"It is a most important matter," he said, "this bringing home of the cacho-fiò. Thewhole family must take part in it. The head of the family—the grandfather, thefather, or the eldest son—must cut the tree; all the others must share in carryinghome the log that is to make the Christmas fire. And the tree must be a fruit-bearing tree. With us it usually is an almond or an olive. The olive especially issacred. Our people, getting their faith from their Greek ancestors, believe thatlightning never strikes it. But an apple-tree or a pear-tree will serve the purpose,and up in the Alp region they burn the acorn-bearing oak.

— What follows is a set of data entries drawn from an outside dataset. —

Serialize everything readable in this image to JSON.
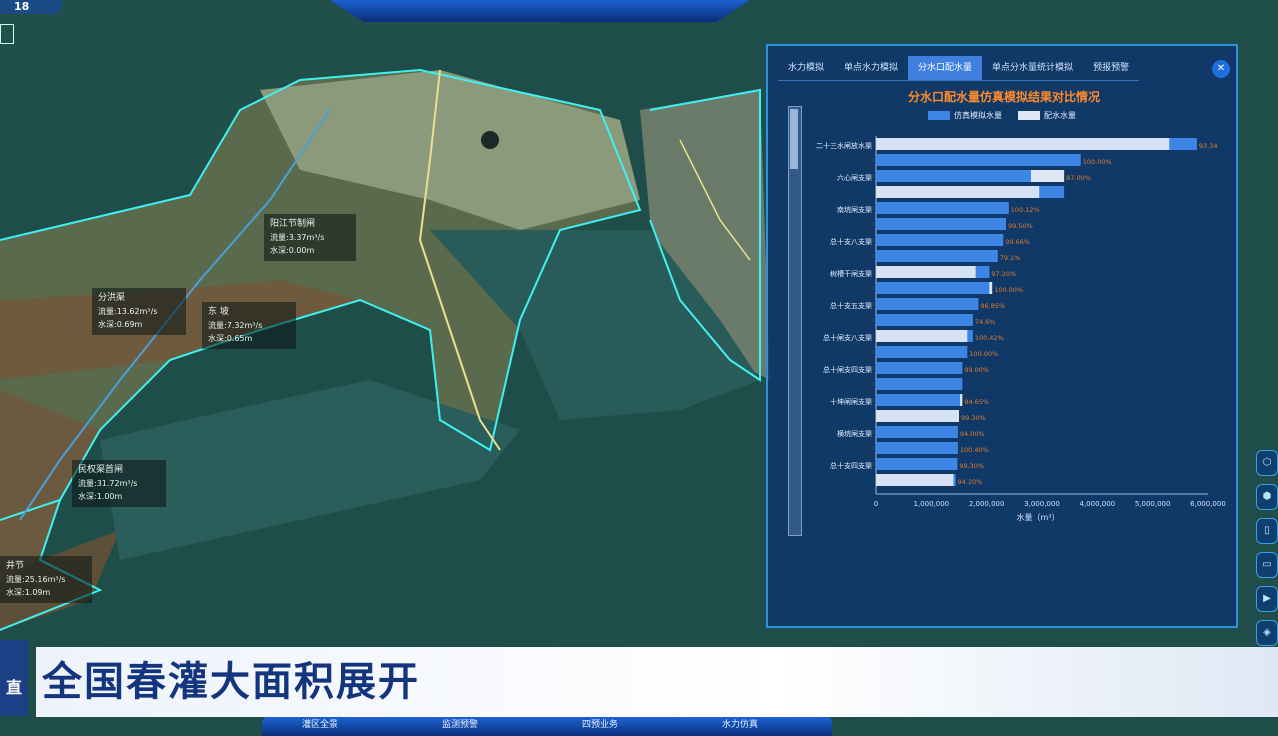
{
  "header": {
    "logo_text": "18"
  },
  "map": {
    "labels": [
      {
        "name": "阳江节制闸",
        "flow": "流量:3.37m³/s",
        "level": "水深:0.00m"
      },
      {
        "name": "分洪渠",
        "flow": "流量:13.62m³/s",
        "level": "水深:0.69m"
      },
      {
        "name": "东 坡",
        "flow": "流量:7.32m³/s",
        "level": "水深:0.65m"
      },
      {
        "name": "民权渠首闸",
        "flow": "流量:31.72m³/s",
        "level": "水深:1.00m"
      },
      {
        "name": "井节",
        "flow": "流量:25.16m³/s",
        "level": "水深:1.09m"
      }
    ]
  },
  "panel": {
    "tabs": [
      "水力模拟",
      "单点水力模拟",
      "分水口配水量",
      "单点分水量统计模拟",
      "预报预警"
    ],
    "active_tab": 2,
    "close_icon": "close-icon"
  },
  "chart_data": {
    "type": "bar",
    "orientation": "horizontal",
    "title": "分水口配水量仿真模拟结果对比情况",
    "xlabel": "水量（m³）",
    "xlim": [
      0,
      6000000
    ],
    "x_ticks": [
      "0",
      "1,000,000",
      "2,000,000",
      "3,000,000",
      "4,000,000",
      "5,000,000",
      "6,000,000"
    ],
    "categories_visible": [
      "二十三水闸放水渠",
      "六心闸支渠",
      "南垸闸支渠",
      "总十支八支渠",
      "树槽干闸支渠",
      "总十支五支渠",
      "总十闸支八支渠",
      "总十闸支四支渠",
      "十坤闸闸支渠",
      "横垸闸支渠",
      "总十支四支渠"
    ],
    "series": [
      {
        "name": "仿真模拟水量",
        "color": "#3d86e6",
        "values": [
          5800000,
          3700000,
          2800000,
          3400000,
          2400000,
          2350000,
          2300000,
          2200000,
          2050000,
          2050000,
          1850000,
          1750000,
          1750000,
          1650000,
          1560000,
          1560000,
          1520000,
          1500000,
          1480000,
          1480000,
          1470000,
          1440000
        ]
      },
      {
        "name": "配水水量",
        "color": "#dfe8f5",
        "values": [
          5300000,
          0,
          3400000,
          2950000,
          0,
          0,
          0,
          0,
          1800000,
          2100000,
          0,
          0,
          1650000,
          0,
          0,
          0,
          1560000,
          1500000,
          0,
          0,
          0,
          1400000
        ]
      }
    ],
    "data_labels": [
      "93.34",
      "100.00%",
      "87.00%",
      "",
      "100.12%",
      "99.50%",
      "99.66%",
      "79.1%",
      "97.20%",
      "100.00%",
      "96.85%",
      "74.6%",
      "100.42%",
      "100.00%",
      "99.00%",
      "",
      "94.65%",
      "99.30%",
      "94.00%",
      "100.40%",
      "99.30%",
      "94.20%"
    ]
  },
  "side_buttons": [
    "⬡",
    "⬢",
    "▯",
    "▭",
    "▶",
    "◈",
    "▯"
  ],
  "banner": {
    "text": "全国春灌大面积展开",
    "left_text": "直"
  },
  "bottom_nav": [
    "灌区全景",
    "监测预警",
    "四预业务",
    "水力仿真"
  ]
}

What we shall do to-day is an echo of Druidical ceremonial—of the time when the Druid priests cutthe yule-oak and with their golden sickles reaped the sacred mistletoe; but oldJan here, who is so stiff for preserving ancient customs, does not know that thiscustom, like many others that he stands for, is the survival of a rite."While the Vidame was speaking we had turned from the terrace and werenearing the Mazet—which diminutive of the Provençal word mas, meaningfarm-house, is applied to the farm establishment at Vièlmur partly in friendlinessand partly in indication of its dependence upon the great house, the Château.At the arched entrance we found the farm family awaiting us: Old Jan, thesteward of the estate, and his wife Elizo; Marius, their elder son, a man overforty, who is the active manager of affairs; their younger son, Esperit, and theirdaughter Nanoun; and the wife of Marius, Janetoun, to whose skirts a smallchild was clinging while three or four larger children scampered about her in awhir of excitement over the imminent event by which Christmas really would beushered in.When my presentation had been accomplished—a matter a little complicated inthe case of old Jan, who, in common with most of the old men hereabouts,speaks only Provençal—we set off across the home vineyard, and thence wentupward through the olive-orchards, to the high region on the mountain-sidewhere grew the almond-tree which the Vidame and his steward in counseltogether had selected for the Christmas sacrifice.Nanoun, a strapping red-cheeked black-haired bounce of twenty, ran back intothe Mazet as we started; and joined us again, while we were crossing thevineyard, bringing with her a gentle-faced fair girl of her own age who cameshyly. The Vidame, calling her Magali, had a cordial word for this new-comer;and nudged me to bid me mark how promptly Esperit was by her side. "It is asgood as settled," he whispered. "They have been lovers since they werechildren. Magali is the daughter of Elizo's foster-sister, who died when the childwas born. Then Elizo brought her home to the Mazet, and there she has livedher whole lifelong. Esperit is waiting only until he shall be established in theworld to speak the word. And the scamp is in a hurry. Actually, he is pesteringme to put him at the head of the Lower Farm!"The Vidame gave this last piece of information in a tone of severity; but therewas a twinkle in his kind old eyes as he spoke which led me to infer that MasterEsperit's chances for the stewardship of the Lower Farm were anything butdesperate, and I noticed that from time to time he cast very friendly glancestoward these young lovers—as our little procession, mounting the successiveterraces, went through the olive-orchards along the hill-side upward.Presently we were grouped around the devoted almond-tree: a gnarled oldpersonage, of a great age and girth, having that pathetic look of sorrowfuldignity which I find always in superannuated trees—and now and then inhumans of gentle natures who are conscious that their days of usefulness aregone. Esperit, who was beside me, felt called upon to explain that the old treewas almost past bearing and so was worthless. His explanation seemed to mea bit of needless cruelty; and I was glad when Magali, evidently moved by the[21][22][23]